One of the more unusual radios in my collection, the Trophy Baseball radio always draws attention.
This prewar novelty radio is fashioned as a baseball, with realistic printed markings.
A plated medallion over the top vent identifies Trophy as the manufacturer. The power/volume control
is on the left and the tuning knob is on the right. A second round vent is located in the bottom
rear. The round speaker vent is located in the bottom front.
The case for this radio is made of cardboard, of all things. A printed paper cover is glued
atop the cardboard to make the baseball pattern and lettering.
Trophy made another novelty radio using the same design, decorated as a bowling ball.
It's a little hard to tell the scale in these photos. The ball is about nine inches in diameter
and the radio stands about ten inches high including the base.
Inside the case is a conventional "All American Five" five-tube superheterodyne radio.
As the next photo shows, it's a very tight fit!
Here is a view of the chassis after I restored the electronics. The tiny circular loop
antenna mounts with a bracket on the back of the chassis. The quarters are so snug that you
must loosen the antenna in order to remove the chassis from the case.
The performance of this simple radio is nothing to write home about. After
recapping and alignment, the reception is only average,
and the radio lacks automatic gain control (AGC), a modern feature that allows you
to tune in both strong and weak stations with approximately equal volume.
In the previous photo, you can see a little "pigtail" wire attached to
the loop antenna. This can be snaked down through the base and attached to a long
wire antenna to improve reception somewhat.
Fortunately for me, our local baseball team broadcasts their games on one of the
strongest local stations, so I'm able to enjoy listening to baseball on a baseball!
Every baseball radio that I've seen has wear similar to this one, with worn-away
paint on the areas that were handled, and light brown stains near the bottom.
I believe that a coat of shellac was used to provide some protection to the
painted paper, but it melted over the years from the heat of operation and
oozed down the outside, leaving amber stains.
I was able to remove some of the worst staining by rubbing very gently with
a soft cloth and denatured alcohol. This tends to also remove the pattern from the
paper, however, so if you have one of these radios, I would suggest simply leaving
it alone. Restoring one of these to a "museum quality" level requires
artistic skills far beyond anything that I've ever been able to achieve.
If anyone has a schematic for this radio, please contact me.
I was able to restore it without a schematic, but like to have one for every radio in
Visitors to this website often ask questions about value. For what it's worth, the Slusser
collector guide values this radio at $690-$800, depending on condition.
Spherical radios are not common.
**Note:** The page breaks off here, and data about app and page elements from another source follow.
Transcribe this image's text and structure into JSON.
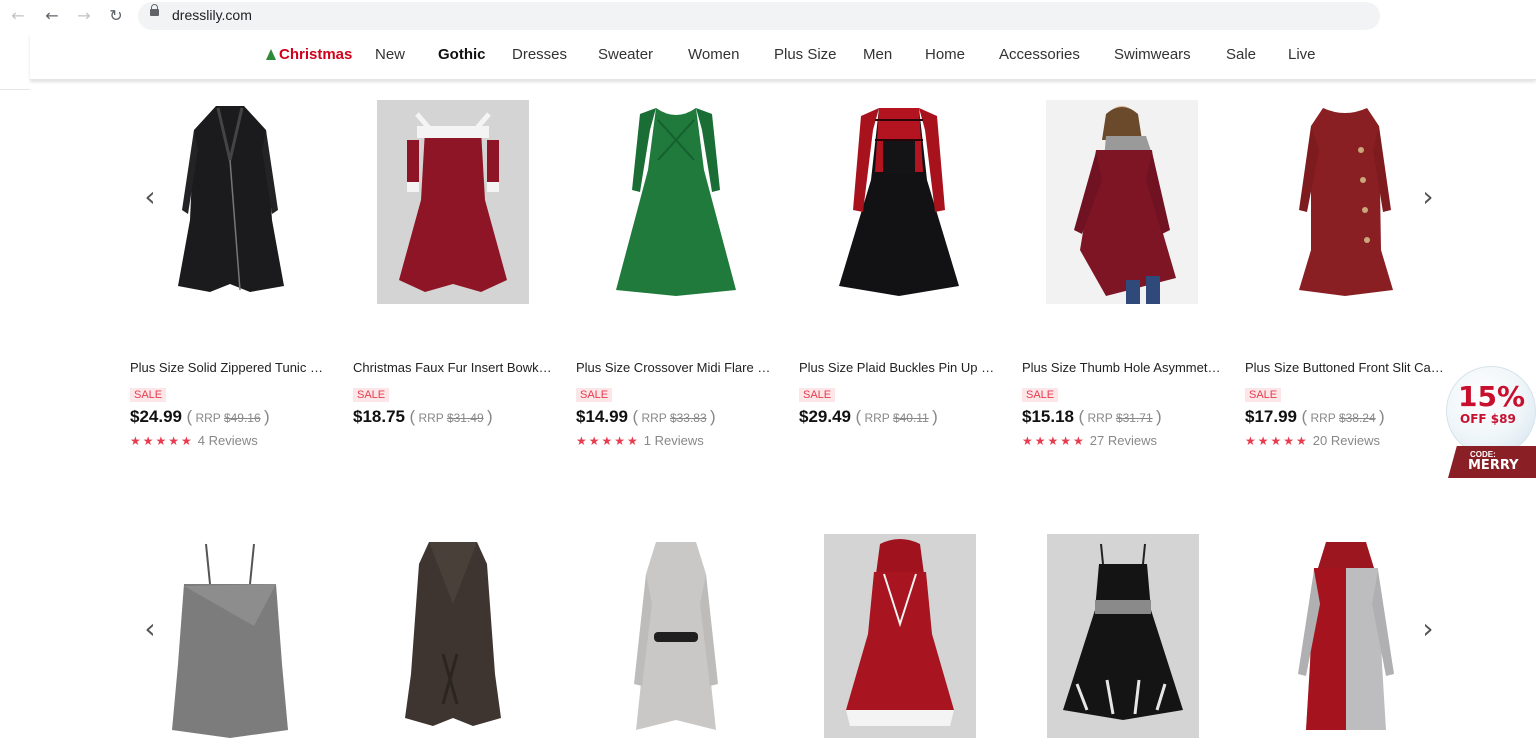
{
  "browser": {
    "url": "dresslily.com",
    "back_icon": "←",
    "forward_icon": "→",
    "reload_icon": "↻"
  },
  "nav": {
    "items": [
      "Christmas",
      "New",
      "Gothic",
      "Dresses",
      "Sweater",
      "Women",
      "Plus Size",
      "Men",
      "Home",
      "Accessories",
      "Swimwears",
      "Sale",
      "Live"
    ]
  },
  "carousel": {
    "prev_icon": "‹",
    "next_icon": "›"
  },
  "products_row1": [
    {
      "title": "Plus Size Solid Zippered Tunic Coat",
      "sale": "SALE",
      "price": "$24.99",
      "rrp_label": "RRP",
      "rrp": "$49.16",
      "stars": "★★★★★",
      "reviews": "4 Reviews"
    },
    {
      "title": "Christmas Faux Fur Insert Bowknot Dress",
      "sale": "SALE",
      "price": "$18.75",
      "rrp_label": "RRP",
      "rrp": "$31.49",
      "stars": "",
      "reviews": ""
    },
    {
      "title": "Plus Size Crossover Midi Flare Dress",
      "sale": "SALE",
      "price": "$14.99",
      "rrp_label": "RRP",
      "rrp": "$33.83",
      "stars": "★★★★★",
      "reviews": "1 Reviews"
    },
    {
      "title": "Plus Size Plaid Buckles Pin Up Dress",
      "sale": "SALE",
      "price": "$29.49",
      "rrp_label": "RRP",
      "rrp": "$40.11",
      "stars": "",
      "reviews": ""
    },
    {
      "title": "Plus Size Thumb Hole Asymmetric Tee",
      "sale": "SALE",
      "price": "$15.18",
      "rrp_label": "RRP",
      "rrp": "$31.71",
      "stars": "★★★★★",
      "reviews": "27 Reviews"
    },
    {
      "title": "Plus Size Buttoned Front Slit Cable Sweater",
      "sale": "SALE",
      "price": "$17.99",
      "rrp_label": "RRP",
      "rrp": "$38.24",
      "stars": "★★★★★",
      "reviews": "20 Reviews"
    }
  ],
  "coupon": {
    "percent": "15%",
    "off": "OFF $89",
    "code_label": "CODE:",
    "code": "MERRY"
  },
  "colors": {
    "accent_red": "#e73c4e",
    "christmas_red": "#d0021b"
  }
}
The construction is difficult, they tend to overheat, and
they are also quite pesky to service. Other globe-shaped radios in my collection are
the Colonial Globe, the Vista Globe,
and the Weltron 2001 "space ball."